# Records supplied
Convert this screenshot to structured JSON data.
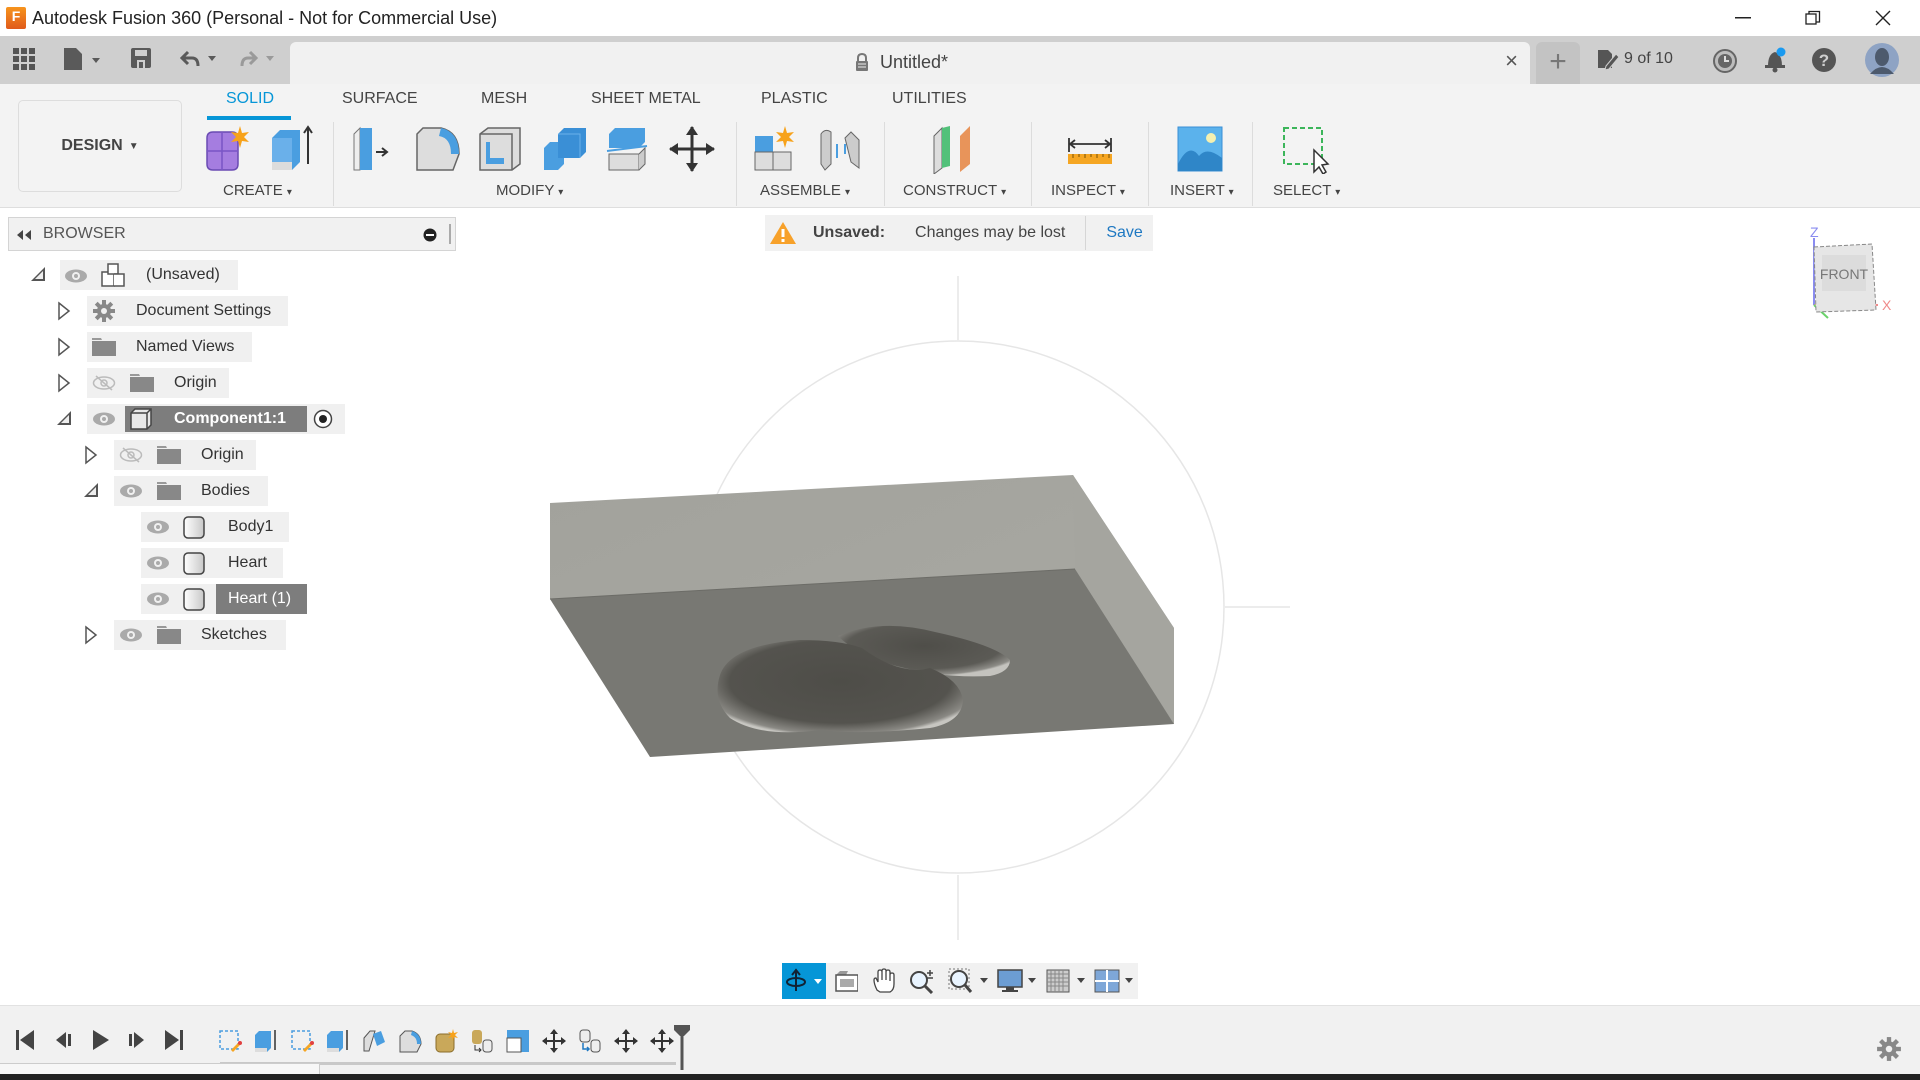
{
  "window": {
    "title": "Autodesk Fusion 360 (Personal - Not for Commercial Use)",
    "logo_letter": "F",
    "controls": [
      "minimize",
      "restore",
      "close"
    ]
  },
  "quick_access": {
    "icons": [
      "apps-grid-icon",
      "file-icon",
      "save-icon",
      "undo-icon",
      "redo-icon"
    ]
  },
  "document_tab": {
    "title": "Untitled*",
    "close_label": "×",
    "new_tab_label": "+"
  },
  "header_right": {
    "job_status": "9 of 10",
    "icons": [
      "job-status-icon",
      "history-clock-icon",
      "notifications-bell-icon",
      "help-icon",
      "user-avatar"
    ]
  },
  "ribbon": {
    "workspace": "DESIGN",
    "tabs": [
      {
        "label": "SOLID",
        "active": true
      },
      {
        "label": "SURFACE",
        "active": false
      },
      {
        "label": "MESH",
        "active": false
      },
      {
        "label": "SHEET METAL",
        "active": false
      },
      {
        "label": "PLASTIC",
        "active": false
      },
      {
        "label": "UTILITIES",
        "active": false
      }
    ],
    "groups": [
      {
        "label": "CREATE",
        "tools": [
          "new-component-icon",
          "extrude-icon"
        ]
      },
      {
        "label": "MODIFY",
        "tools": [
          "press-pull-icon",
          "fillet-icon",
          "shell-icon",
          "combine-icon",
          "split-body-icon",
          "move-copy-icon"
        ]
      },
      {
        "label": "ASSEMBLE",
        "tools": [
          "new-component-assemble-icon",
          "joint-icon"
        ]
      },
      {
        "label": "CONSTRUCT",
        "tools": [
          "offset-plane-icon"
        ]
      },
      {
        "label": "INSPECT",
        "tools": [
          "measure-icon"
        ]
      },
      {
        "label": "INSERT",
        "tools": [
          "insert-image-icon"
        ]
      },
      {
        "label": "SELECT",
        "tools": [
          "select-window-icon"
        ]
      }
    ],
    "dropdown_glyph": "▾",
    "accent": "#0696d7"
  },
  "browser": {
    "title": "BROWSER",
    "tree": [
      {
        "label": "(Unsaved)",
        "expanded": true,
        "level": 0,
        "visible": true,
        "icon": "document-icon"
      },
      {
        "label": "Document Settings",
        "expanded": false,
        "level": 1,
        "icon": "gear-icon"
      },
      {
        "label": "Named Views",
        "expanded": false,
        "level": 1,
        "icon": "folder-icon"
      },
      {
        "label": "Origin",
        "expanded": false,
        "level": 1,
        "visible": false,
        "icon": "folder-icon"
      },
      {
        "label": "Component1:1",
        "expanded": true,
        "level": 1,
        "visible": true,
        "icon": "component-icon",
        "selected": true,
        "active_radio": true
      },
      {
        "label": "Origin",
        "expanded": false,
        "level": 2,
        "visible": false,
        "icon": "folder-icon"
      },
      {
        "label": "Bodies",
        "expanded": true,
        "level": 2,
        "visible": true,
        "icon": "folder-icon"
      },
      {
        "label": "Body1",
        "level": 3,
        "visible": true,
        "icon": "body-icon"
      },
      {
        "label": "Heart",
        "level": 3,
        "visible": true,
        "icon": "body-icon"
      },
      {
        "label": "Heart (1)",
        "level": 3,
        "visible": true,
        "icon": "body-icon",
        "selected": true
      },
      {
        "label": "Sketches",
        "expanded": false,
        "level": 2,
        "visible": true,
        "icon": "folder-icon"
      }
    ]
  },
  "unsaved_banner": {
    "title": "Unsaved:",
    "message": "Changes may be lost",
    "action": "Save",
    "warning_color": "#f7a12a",
    "action_color": "#1e78c2"
  },
  "viewcube": {
    "face": "FRONT",
    "axes": {
      "x": "X",
      "y": "Y",
      "z": "Z"
    }
  },
  "nav_toolbar": {
    "tools": [
      "orbit-icon",
      "look-at-icon",
      "pan-icon",
      "zoom-icon",
      "fit-icon",
      "display-settings-icon",
      "grid-settings-icon",
      "viewports-icon"
    ]
  },
  "timeline": {
    "controls": [
      "go-to-start-icon",
      "step-back-icon",
      "play-icon",
      "step-forward-icon",
      "go-to-end-icon"
    ],
    "features": [
      "sketch",
      "extrude",
      "sketch",
      "extrude",
      "press-pull",
      "fillet",
      "form",
      "combine",
      "shell",
      "move",
      "combine",
      "move",
      "move"
    ],
    "settings_icon": "gear-icon"
  }
}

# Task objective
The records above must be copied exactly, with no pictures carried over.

# Result of this exercise
Convert this screenshot to structured JSON data.
{
  "window": {
    "title": "Autodesk Fusion 360 (Personal - Not for Commercial Use)",
    "logo_letter": "F",
    "controls": [
      "minimize",
      "restore",
      "close"
    ]
  },
  "quick_access": {
    "icons": [
      "apps-grid-icon",
      "file-icon",
      "save-icon",
      "undo-icon",
      "redo-icon"
    ]
  },
  "document_tab": {
    "title": "Untitled*",
    "close_label": "×",
    "new_tab_label": "+"
  },
  "header_right": {
    "job_status": "9 of 10",
    "icons": [
      "job-status-icon",
      "history-clock-icon",
      "notifications-bell-icon",
      "help-icon",
      "user-avatar"
    ]
  },
  "ribbon": {
    "workspace": "DESIGN",
    "tabs": [
      {
        "label": "SOLID",
        "active": true
      },
      {
        "label": "SURFACE",
        "active": false
      },
      {
        "label": "MESH",
        "active": false
      },
      {
        "label": "SHEET METAL",
        "active": false
      },
      {
        "label": "PLASTIC",
        "active": false
      },
      {
        "label": "UTILITIES",
        "active": false
      }
    ],
    "groups": [
      {
        "label": "CREATE",
        "tools": [
          "new-component-icon",
          "extrude-icon"
        ]
      },
      {
        "label": "MODIFY",
        "tools": [
          "press-pull-icon",
          "fillet-icon",
          "shell-icon",
          "combine-icon",
          "split-body-icon",
          "move-copy-icon"
        ]
      },
      {
        "label": "ASSEMBLE",
        "tools": [
          "new-component-assemble-icon",
          "joint-icon"
        ]
      },
      {
        "label": "CONSTRUCT",
        "tools": [
          "offset-plane-icon"
        ]
      },
      {
        "label": "INSPECT",
        "tools": [
          "measure-icon"
        ]
      },
      {
        "label": "INSERT",
        "tools": [
          "insert-image-icon"
        ]
      },
      {
        "label": "SELECT",
        "tools": [
          "select-window-icon"
        ]
      }
    ],
    "dropdown_glyph": "▾",
    "accent": "#0696d7"
  },
  "browser": {
    "title": "BROWSER",
    "tree": [
      {
        "label": "(Unsaved)",
        "expanded": true,
        "level": 0,
        "visible": true,
        "icon": "document-icon"
      },
      {
        "label": "Document Settings",
        "expanded": false,
        "level": 1,
        "icon": "gear-icon"
      },
      {
        "label": "Named Views",
        "expanded": false,
        "level": 1,
        "icon": "folder-icon"
      },
      {
        "label": "Origin",
        "expanded": false,
        "level": 1,
        "visible": false,
        "icon": "folder-icon"
      },
      {
        "label": "Component1:1",
        "expanded": true,
        "level": 1,
        "visible": true,
        "icon": "component-icon",
        "selected": true,
        "active_radio": true
      },
      {
        "label": "Origin",
        "expanded": false,
        "level": 2,
        "visible": false,
        "icon": "folder-icon"
      },
      {
        "label": "Bodies",
        "expanded": true,
        "level": 2,
        "visible": true,
        "icon": "folder-icon"
      },
      {
        "label": "Body1",
        "level": 3,
        "visible": true,
        "icon": "body-icon"
      },
      {
        "label": "Heart",
        "level": 3,
        "visible": true,
        "icon": "body-icon"
      },
      {
        "label": "Heart (1)",
        "level": 3,
        "visible": true,
        "icon": "body-icon",
        "selected": true
      },
      {
        "label": "Sketches",
        "expanded": false,
        "level": 2,
        "visible": true,
        "icon": "folder-icon"
      }
    ]
  },
  "unsaved_banner": {
    "title": "Unsaved:",
    "message": "Changes may be lost",
    "action": "Save",
    "warning_color": "#f7a12a",
    "action_color": "#1e78c2"
  },
  "viewcube": {
    "face": "FRONT",
    "axes": {
      "x": "X",
      "y": "Y",
      "z": "Z"
    }
  },
  "nav_toolbar": {
    "tools": [
      "orbit-icon",
      "look-at-icon",
      "pan-icon",
      "zoom-icon",
      "fit-icon",
      "display-settings-icon",
      "grid-settings-icon",
      "viewports-icon"
    ]
  },
  "timeline": {
    "controls": [
      "go-to-start-icon",
      "step-back-icon",
      "play-icon",
      "step-forward-icon",
      "go-to-end-icon"
    ],
    "features": [
      "sketch",
      "extrude",
      "sketch",
      "extrude",
      "press-pull",
      "fillet",
      "form",
      "combine",
      "shell",
      "move",
      "combine",
      "move",
      "move"
    ],
    "settings_icon": "gear-icon"
  }
}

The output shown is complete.